Advance overseas voting for the Estonian parliamentary election in March begins on Saturday, 16 February, at Estonian foreign representations. The first of these is at Astana, Kazakhstan, where voting opens at 06.00 EET. According to the Estonian electoral portal, Estonian citizens permanently residing, or temporarily staying, abroad have the right to vote in that state's Estonian representation(s).
''We are ready, we have received all the necessary materials from the ministry," Kalvi Noormägi, Estonian Consul in Astana, told ERR on Friday.
The numbers likely to turn up to vote are small, however. According to Mr Noormägi, there are barely 10 people eligible to vote in the Estonian elections in the whole of Kazakhstan and that, added to the huge distances involved, and the fact that Estonians can vote electronically wherever they are, makes it likely noone will physically turn up to the embassy in Astana.
That said, Estonian citizens in neighbouring Kyrgyzstan, Tajikistan and Turkmenistan can also vote at the Estonian embassy in the Kazakh capital.
Over 40 other overseas representations opening their doors to Estonian voters on Saturday include those at Washington DC, Madrid, Spain, Cairo, Egypt, Vienna, Austria, Bucharest, Romania, The Hague, Holland, Prague, the Czech Republic, Dublin, Ireland, Lisbon, Portugal, Warsaw, Poland, Stockholm, Sweden, London, England, Kiev, Ukraine, Minsk, Belarus, Moscow and the Toronto Estonian House. More are reportedly to be added on Sunday.
According to Estonian electoral law, the last day that advance voting at foreign representations can take place is 10-15 days before election day, on 3 March. This time, the final day for voting at foreign representations is 20 February, it is reported.
Since 2015, Estonian voters overseas have received electoral voting cards electronically, if they have registered their email address with the eesti.ee portal.
Permanent residents of a foreign state must have one of the 12 electoral districts in Estonia assigned to him or her, on the basis either of their former residence, or the place of residence of their antecedents, and must make the decision in advance whether to vote by mail, at a foreign mission or electronically.
In the case of foreign mission voting, voters are presented with ballot papers, two envelopes and the candidate list for that district. The completed ballot paper is inserted into an unmarked inner envelope, which in turn is sealed and placed into the outer envelope and sealed, marked with the name and ID code of the voter and their electoral district.
In the case of Estonians eligible to vote who are in a foreign state temporarily, the above details, and the voter's residence as per the population register, are marked on the outer envelope 30 days before election day.
These sealed ballot papers are then forwarded to the relevant electoral committees for counting.

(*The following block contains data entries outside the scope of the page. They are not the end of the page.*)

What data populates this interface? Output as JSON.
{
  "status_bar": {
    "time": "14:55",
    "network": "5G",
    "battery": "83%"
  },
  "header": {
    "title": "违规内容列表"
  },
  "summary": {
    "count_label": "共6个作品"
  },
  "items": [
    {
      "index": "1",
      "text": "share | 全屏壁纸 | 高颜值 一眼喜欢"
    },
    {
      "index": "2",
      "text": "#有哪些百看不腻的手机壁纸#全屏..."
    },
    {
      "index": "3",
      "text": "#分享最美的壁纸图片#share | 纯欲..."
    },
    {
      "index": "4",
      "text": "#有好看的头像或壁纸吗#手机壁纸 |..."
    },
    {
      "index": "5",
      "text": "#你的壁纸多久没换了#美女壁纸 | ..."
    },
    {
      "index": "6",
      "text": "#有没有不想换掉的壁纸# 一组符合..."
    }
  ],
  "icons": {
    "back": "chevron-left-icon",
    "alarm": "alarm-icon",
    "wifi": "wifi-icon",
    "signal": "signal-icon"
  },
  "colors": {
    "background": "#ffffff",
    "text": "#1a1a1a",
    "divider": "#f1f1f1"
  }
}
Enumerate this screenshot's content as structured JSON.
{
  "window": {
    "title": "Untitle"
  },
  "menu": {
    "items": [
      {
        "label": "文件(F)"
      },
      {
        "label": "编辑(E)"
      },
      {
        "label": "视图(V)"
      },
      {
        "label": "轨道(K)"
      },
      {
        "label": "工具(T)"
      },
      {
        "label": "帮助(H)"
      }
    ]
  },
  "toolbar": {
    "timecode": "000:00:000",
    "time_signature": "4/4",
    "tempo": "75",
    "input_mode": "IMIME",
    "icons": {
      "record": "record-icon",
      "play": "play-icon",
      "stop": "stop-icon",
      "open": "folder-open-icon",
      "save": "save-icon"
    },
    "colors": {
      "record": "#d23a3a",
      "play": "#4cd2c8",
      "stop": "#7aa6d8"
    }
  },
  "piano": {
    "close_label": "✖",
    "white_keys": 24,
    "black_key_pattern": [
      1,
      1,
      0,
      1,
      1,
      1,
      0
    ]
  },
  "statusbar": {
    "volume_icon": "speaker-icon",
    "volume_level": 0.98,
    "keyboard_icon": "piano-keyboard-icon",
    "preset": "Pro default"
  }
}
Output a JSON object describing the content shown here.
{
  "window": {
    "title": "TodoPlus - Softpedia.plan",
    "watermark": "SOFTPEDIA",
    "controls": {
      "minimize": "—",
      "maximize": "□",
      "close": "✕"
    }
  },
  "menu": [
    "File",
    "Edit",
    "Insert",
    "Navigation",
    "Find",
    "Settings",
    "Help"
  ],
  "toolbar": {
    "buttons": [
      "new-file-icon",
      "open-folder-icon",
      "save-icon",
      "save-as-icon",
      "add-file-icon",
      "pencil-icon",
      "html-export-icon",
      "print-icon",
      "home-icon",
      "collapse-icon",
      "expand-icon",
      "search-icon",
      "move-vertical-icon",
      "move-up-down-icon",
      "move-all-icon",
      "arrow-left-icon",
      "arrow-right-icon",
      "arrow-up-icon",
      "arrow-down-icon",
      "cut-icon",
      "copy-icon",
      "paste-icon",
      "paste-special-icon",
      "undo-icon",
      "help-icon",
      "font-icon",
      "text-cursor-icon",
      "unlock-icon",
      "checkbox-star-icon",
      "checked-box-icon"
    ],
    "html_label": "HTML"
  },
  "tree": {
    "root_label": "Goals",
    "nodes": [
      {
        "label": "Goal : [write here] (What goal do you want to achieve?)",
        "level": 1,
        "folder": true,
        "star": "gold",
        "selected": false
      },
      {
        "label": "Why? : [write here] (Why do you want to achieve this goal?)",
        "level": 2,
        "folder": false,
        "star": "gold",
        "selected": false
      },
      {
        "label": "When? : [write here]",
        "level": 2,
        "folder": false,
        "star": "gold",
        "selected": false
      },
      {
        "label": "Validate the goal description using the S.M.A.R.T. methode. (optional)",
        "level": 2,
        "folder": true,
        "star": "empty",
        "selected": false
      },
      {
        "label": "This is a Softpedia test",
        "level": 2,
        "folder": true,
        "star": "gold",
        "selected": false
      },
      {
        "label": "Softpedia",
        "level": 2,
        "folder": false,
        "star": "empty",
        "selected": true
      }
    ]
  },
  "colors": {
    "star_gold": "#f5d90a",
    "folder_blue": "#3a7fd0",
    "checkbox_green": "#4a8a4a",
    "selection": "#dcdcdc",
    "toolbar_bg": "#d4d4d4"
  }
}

Advance voting in Estonia itself begins on 21 February, as does electronic voting. The advance voting includes those voting in another district from their residence (the ballot paper is sent to their ''home'' district in this case).
Another option is voting at sea, which can be carried out on board a ship flying the Estonian national flag, by arrangement with the captain, if the ship is located in international waters or waters of a foreign state during the advance polling days and the election day, according to the electoral office website.
Only Estonian citizens can vote in the general election. EU citizens can vote in May's European Parliament election, and these plus all those from third countries or ''stateless persons'' who have long-term or permanent residency, can vote in the local elections. General election day itself is on 3 March.
Editor: Andrew Whyte